Homeowner Associations (HOAs)
Submitted by S. Laraby
A Homeowners Association, commonly referred to as an HOA, is a corporation developed for the purpose of managing, marketing and maintaining a residential community. The entity is typically created by the developers and ownership is transferred to homeowners within the community once established.
HOAs employ the services of property management companies to manage current and future maintenance and repair work, as determined by the HOA Board of Directors. The Board of Directors is a group of elected representatives from within the community who ensure that decisions are being made in the best interest of the members of the association and all rules, regulations, and codes are being followed by each household. Managing an HOA has many commonalities with traditional property management services.
Homeowner Association dues are commonly collected from members monthly or quarterly. What makes up an HOA fee? There are several variables that determine the HOA fee of a community. A portion of the fee is allocated to the properties operating fund to cover routine operating expenses including staff, supplies, management, utilities, etc… while the remainder is allocated to the maintenance reserve fund to cover current and future capital expenditures for maintenance items such as roofs and roadways.
To ensure an efficient and effective partnership, HOA boards enlist the help of seasoned HOA Property Management companies that can skillfully manage all aspects of the property regardless of what should arise. The partnership should deliver peace of mind for residents and add value to the community.
-Two million U.S. resident volunteers serve on community association boards.
-There are over 320,000 community association meetings each year.
-In 2011, association boards collected over $45 billion in annual assessments and maintained investment accounts of more than $38 billion.

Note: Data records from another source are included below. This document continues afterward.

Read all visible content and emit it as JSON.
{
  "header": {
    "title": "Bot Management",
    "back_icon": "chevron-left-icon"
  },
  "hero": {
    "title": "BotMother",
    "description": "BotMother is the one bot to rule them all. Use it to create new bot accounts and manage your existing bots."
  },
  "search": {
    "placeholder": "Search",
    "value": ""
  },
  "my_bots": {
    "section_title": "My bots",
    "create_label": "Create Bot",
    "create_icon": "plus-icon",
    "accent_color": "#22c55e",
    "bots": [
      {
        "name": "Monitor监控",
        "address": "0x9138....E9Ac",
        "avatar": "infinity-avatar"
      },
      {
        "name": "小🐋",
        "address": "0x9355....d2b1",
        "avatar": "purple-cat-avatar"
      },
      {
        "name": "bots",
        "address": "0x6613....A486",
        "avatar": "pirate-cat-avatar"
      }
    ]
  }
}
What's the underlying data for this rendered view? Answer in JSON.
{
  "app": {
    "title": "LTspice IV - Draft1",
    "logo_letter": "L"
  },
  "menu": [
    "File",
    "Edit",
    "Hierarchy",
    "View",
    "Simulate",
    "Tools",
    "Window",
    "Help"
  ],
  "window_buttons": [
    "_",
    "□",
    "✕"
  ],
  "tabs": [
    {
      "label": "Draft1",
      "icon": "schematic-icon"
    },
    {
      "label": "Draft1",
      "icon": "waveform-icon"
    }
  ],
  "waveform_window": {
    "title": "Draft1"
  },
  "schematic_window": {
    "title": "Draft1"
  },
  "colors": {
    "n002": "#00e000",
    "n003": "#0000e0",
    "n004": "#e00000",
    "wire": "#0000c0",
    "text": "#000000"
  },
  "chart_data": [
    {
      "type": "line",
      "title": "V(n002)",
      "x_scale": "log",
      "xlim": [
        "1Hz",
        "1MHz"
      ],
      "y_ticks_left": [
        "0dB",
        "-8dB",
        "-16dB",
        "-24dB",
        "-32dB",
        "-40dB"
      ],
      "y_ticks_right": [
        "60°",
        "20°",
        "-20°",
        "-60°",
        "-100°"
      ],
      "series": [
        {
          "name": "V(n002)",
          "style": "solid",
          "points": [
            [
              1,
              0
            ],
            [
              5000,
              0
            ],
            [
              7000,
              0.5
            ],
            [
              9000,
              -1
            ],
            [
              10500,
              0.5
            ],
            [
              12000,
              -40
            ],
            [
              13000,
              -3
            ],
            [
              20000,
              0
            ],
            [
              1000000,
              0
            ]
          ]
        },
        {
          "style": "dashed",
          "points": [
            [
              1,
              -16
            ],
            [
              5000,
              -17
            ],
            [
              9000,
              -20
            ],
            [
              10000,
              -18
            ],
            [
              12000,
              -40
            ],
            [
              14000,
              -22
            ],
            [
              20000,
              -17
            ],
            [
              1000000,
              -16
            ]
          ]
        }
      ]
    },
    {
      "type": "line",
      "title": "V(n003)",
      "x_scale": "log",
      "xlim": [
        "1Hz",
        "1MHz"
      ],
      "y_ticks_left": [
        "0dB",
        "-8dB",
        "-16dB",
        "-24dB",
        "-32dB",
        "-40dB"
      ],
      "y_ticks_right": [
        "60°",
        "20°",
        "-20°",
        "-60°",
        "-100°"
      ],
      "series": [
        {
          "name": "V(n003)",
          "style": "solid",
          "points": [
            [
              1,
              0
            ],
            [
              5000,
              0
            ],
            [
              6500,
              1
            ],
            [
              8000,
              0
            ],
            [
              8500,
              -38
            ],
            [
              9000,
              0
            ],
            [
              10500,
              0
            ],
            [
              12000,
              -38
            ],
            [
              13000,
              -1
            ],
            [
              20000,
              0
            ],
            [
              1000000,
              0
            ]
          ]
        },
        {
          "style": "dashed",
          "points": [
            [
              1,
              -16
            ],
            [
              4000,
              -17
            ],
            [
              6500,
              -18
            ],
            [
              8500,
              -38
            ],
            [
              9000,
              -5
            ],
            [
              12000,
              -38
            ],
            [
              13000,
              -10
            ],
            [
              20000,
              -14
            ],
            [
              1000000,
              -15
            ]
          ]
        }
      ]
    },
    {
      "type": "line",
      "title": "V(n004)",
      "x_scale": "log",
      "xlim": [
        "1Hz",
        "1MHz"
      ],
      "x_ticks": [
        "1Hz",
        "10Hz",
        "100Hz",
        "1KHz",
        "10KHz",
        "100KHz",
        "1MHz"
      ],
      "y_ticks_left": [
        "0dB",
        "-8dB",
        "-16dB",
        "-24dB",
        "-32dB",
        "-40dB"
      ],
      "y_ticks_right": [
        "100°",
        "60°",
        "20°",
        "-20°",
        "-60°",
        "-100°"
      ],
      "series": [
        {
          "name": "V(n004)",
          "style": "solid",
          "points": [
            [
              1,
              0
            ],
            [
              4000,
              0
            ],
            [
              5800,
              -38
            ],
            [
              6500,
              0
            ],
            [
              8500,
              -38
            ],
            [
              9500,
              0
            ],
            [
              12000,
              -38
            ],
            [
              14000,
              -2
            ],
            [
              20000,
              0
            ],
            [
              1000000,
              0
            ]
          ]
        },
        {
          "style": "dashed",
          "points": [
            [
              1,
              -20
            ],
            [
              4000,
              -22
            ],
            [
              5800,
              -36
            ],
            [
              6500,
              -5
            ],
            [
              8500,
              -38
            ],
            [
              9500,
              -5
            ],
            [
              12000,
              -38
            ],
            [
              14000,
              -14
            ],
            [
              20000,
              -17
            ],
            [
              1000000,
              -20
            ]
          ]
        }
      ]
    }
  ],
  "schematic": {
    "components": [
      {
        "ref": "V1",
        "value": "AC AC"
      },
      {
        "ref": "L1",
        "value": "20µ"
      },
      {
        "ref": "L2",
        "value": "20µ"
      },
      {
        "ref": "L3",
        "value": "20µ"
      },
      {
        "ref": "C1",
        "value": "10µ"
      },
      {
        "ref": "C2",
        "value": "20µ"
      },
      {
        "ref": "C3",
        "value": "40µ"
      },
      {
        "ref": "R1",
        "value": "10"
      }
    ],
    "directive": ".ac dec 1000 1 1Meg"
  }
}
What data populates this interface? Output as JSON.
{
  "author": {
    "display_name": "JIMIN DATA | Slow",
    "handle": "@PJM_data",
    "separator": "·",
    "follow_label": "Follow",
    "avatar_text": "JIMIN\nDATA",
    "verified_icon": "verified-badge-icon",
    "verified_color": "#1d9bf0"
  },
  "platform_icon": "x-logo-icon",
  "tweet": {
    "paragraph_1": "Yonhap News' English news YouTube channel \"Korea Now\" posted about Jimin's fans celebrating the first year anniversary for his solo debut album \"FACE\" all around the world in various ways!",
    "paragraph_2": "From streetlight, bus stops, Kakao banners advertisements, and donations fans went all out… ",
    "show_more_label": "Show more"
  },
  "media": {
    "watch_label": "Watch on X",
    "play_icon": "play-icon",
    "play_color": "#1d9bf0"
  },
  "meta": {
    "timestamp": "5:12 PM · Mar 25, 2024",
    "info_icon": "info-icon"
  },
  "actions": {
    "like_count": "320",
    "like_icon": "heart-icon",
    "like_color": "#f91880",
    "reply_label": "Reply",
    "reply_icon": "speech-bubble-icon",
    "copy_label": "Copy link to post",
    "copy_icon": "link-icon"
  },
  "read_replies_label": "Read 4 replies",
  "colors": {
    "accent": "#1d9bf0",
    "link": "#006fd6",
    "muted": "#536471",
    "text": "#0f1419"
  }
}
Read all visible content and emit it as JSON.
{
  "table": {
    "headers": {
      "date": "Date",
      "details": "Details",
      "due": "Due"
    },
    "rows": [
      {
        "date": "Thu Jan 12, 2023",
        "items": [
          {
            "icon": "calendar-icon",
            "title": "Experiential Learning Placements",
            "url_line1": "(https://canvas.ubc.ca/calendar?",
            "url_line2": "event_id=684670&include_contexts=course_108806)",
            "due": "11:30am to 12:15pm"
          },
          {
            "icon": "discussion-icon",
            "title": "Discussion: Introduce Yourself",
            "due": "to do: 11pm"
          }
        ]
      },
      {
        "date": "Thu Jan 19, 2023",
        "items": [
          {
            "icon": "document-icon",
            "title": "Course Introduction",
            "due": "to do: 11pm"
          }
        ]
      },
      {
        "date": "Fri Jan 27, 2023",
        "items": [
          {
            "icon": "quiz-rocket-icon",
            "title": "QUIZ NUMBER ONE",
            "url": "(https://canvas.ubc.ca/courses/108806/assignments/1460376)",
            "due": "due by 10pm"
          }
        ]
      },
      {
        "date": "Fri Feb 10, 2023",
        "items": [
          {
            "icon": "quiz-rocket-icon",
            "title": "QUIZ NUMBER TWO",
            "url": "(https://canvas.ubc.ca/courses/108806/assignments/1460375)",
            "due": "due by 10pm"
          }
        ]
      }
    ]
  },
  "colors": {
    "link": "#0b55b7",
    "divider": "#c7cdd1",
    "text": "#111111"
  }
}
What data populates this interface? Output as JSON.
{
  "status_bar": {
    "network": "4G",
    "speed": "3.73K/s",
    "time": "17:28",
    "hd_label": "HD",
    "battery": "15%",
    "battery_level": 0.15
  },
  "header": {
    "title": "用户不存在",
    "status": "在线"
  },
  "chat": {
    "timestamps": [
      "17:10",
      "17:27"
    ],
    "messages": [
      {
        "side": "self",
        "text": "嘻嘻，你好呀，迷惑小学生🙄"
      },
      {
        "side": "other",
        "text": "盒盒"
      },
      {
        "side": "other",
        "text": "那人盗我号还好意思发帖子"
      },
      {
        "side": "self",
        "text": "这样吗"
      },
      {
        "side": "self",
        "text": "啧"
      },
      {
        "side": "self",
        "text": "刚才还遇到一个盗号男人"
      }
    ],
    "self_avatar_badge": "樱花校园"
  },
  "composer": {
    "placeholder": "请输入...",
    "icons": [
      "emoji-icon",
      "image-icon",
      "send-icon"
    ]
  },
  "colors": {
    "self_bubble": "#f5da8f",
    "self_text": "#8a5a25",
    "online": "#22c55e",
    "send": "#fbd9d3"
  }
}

-HOAs first emerged in the United States in the mid-19th century. Since 1960 they have experienced significant growth in popularity.
Fig. 1: Residents of HOA-governed households in the United States.